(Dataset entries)

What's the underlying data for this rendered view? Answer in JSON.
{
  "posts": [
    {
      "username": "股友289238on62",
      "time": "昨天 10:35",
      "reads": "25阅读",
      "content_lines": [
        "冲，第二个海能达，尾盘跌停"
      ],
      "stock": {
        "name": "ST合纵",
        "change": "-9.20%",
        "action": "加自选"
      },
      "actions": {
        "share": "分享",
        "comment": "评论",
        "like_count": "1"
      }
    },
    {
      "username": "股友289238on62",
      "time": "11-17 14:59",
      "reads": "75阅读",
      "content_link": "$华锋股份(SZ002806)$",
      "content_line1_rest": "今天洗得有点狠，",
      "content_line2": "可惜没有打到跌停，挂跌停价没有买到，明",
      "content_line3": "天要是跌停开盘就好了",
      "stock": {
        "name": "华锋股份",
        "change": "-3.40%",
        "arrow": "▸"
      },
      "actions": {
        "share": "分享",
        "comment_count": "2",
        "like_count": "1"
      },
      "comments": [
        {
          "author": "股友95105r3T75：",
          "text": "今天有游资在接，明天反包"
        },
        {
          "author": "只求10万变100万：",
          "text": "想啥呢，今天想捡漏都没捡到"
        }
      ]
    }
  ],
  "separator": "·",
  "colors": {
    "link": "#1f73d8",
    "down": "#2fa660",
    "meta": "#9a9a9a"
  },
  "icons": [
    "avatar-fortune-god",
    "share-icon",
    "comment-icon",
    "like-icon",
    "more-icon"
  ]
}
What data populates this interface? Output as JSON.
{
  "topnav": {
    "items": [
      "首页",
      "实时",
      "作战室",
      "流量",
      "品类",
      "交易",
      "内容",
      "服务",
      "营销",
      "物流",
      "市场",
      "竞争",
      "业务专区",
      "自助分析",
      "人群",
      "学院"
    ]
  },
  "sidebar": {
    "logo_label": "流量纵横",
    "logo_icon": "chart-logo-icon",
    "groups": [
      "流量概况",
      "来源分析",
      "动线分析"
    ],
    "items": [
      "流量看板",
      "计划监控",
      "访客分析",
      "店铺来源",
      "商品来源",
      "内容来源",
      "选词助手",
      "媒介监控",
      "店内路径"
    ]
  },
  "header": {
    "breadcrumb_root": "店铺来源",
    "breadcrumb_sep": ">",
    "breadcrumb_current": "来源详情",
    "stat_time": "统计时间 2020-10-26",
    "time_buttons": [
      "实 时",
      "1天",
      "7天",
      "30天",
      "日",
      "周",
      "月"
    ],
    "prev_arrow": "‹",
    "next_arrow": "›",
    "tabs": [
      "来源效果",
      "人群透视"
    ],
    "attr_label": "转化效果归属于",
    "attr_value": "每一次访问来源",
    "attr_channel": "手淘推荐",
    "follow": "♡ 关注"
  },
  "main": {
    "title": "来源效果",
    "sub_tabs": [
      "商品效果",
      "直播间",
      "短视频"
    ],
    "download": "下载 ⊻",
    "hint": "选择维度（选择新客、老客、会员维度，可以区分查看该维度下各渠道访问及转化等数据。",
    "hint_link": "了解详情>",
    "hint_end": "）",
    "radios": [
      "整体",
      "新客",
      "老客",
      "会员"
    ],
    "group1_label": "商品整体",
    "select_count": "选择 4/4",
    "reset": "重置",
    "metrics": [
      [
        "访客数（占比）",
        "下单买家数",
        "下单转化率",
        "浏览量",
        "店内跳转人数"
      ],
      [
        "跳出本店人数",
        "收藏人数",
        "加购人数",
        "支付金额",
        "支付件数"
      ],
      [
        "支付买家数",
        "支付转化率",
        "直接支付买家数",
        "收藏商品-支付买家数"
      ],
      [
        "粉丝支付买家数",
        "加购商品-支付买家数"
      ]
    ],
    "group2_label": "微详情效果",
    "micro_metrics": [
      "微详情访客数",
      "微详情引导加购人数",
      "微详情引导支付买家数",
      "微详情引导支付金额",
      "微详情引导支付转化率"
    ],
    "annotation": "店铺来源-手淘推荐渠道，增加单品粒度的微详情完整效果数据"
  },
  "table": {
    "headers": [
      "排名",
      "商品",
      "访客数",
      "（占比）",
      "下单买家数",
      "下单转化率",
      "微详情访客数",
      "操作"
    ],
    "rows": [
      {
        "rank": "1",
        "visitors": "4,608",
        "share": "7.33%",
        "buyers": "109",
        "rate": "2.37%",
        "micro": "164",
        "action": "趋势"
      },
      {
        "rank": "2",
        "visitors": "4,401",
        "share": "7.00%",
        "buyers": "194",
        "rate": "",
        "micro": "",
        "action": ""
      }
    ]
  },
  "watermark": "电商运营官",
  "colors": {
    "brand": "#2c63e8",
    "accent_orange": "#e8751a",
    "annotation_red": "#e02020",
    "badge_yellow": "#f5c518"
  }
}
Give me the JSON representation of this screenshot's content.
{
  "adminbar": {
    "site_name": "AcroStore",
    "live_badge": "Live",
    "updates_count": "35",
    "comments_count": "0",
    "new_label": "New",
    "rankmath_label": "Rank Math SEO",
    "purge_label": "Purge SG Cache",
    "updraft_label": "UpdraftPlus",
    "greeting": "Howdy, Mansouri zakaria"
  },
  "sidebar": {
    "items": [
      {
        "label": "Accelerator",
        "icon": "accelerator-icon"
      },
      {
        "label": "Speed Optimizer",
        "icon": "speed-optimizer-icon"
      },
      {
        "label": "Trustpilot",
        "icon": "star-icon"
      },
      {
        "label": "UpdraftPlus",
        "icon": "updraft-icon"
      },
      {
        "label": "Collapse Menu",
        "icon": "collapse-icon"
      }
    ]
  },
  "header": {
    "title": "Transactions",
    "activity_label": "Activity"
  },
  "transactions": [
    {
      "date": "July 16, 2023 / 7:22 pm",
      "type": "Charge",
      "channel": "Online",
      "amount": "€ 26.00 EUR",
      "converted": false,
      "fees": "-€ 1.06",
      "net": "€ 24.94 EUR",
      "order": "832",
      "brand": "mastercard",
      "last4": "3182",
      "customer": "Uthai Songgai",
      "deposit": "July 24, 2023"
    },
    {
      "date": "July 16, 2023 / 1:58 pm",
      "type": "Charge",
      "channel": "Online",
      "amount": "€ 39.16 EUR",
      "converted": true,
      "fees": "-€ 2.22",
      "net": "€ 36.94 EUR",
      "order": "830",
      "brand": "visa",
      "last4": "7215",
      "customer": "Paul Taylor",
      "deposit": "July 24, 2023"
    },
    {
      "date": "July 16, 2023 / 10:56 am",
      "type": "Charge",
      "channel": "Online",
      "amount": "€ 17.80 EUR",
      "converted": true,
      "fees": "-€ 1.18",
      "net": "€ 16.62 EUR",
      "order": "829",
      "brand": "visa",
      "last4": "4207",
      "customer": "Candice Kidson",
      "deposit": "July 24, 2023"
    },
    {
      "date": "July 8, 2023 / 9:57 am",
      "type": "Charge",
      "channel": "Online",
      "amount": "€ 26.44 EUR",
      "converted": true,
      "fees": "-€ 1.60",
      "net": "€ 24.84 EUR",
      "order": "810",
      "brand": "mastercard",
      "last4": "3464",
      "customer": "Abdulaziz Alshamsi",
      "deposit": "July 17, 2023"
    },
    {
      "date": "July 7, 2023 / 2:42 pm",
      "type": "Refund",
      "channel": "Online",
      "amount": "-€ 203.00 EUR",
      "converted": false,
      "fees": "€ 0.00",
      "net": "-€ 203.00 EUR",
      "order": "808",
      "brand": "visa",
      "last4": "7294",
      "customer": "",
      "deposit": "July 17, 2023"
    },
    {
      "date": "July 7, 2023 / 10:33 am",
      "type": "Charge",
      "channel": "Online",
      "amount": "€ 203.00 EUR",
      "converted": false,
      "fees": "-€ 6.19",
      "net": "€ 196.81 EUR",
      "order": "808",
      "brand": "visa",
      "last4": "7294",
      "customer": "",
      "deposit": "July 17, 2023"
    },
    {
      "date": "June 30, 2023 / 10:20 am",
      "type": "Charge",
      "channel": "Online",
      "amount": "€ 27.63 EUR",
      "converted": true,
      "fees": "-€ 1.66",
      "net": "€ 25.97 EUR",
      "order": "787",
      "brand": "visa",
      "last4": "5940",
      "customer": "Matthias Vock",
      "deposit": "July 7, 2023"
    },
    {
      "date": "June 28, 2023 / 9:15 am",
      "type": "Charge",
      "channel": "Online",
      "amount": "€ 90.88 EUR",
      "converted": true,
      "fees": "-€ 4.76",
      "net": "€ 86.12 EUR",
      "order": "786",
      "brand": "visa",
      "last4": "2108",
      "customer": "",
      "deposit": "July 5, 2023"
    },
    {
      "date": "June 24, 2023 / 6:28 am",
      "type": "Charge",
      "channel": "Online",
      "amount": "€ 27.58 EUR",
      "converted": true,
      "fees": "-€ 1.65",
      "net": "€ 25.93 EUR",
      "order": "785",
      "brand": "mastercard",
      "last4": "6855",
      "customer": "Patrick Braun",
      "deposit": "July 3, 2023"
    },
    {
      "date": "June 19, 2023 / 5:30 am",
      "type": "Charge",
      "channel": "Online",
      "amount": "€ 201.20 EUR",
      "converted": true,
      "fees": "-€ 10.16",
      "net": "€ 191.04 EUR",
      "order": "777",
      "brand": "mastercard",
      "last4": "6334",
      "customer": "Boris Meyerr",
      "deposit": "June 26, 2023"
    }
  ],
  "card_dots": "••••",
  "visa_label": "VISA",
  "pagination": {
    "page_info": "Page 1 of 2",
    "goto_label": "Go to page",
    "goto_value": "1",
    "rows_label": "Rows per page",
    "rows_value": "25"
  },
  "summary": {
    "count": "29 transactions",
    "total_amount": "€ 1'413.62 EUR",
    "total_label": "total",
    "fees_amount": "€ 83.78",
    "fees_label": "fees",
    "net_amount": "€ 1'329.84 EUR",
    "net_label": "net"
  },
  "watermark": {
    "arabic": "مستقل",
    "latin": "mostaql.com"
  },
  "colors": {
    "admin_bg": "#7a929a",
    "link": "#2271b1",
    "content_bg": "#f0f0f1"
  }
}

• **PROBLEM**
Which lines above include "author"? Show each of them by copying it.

• **OUTPUT FOR THIS TASK**
          "author": "股友95105r3T75：",
          "author": "只求10万变100万：",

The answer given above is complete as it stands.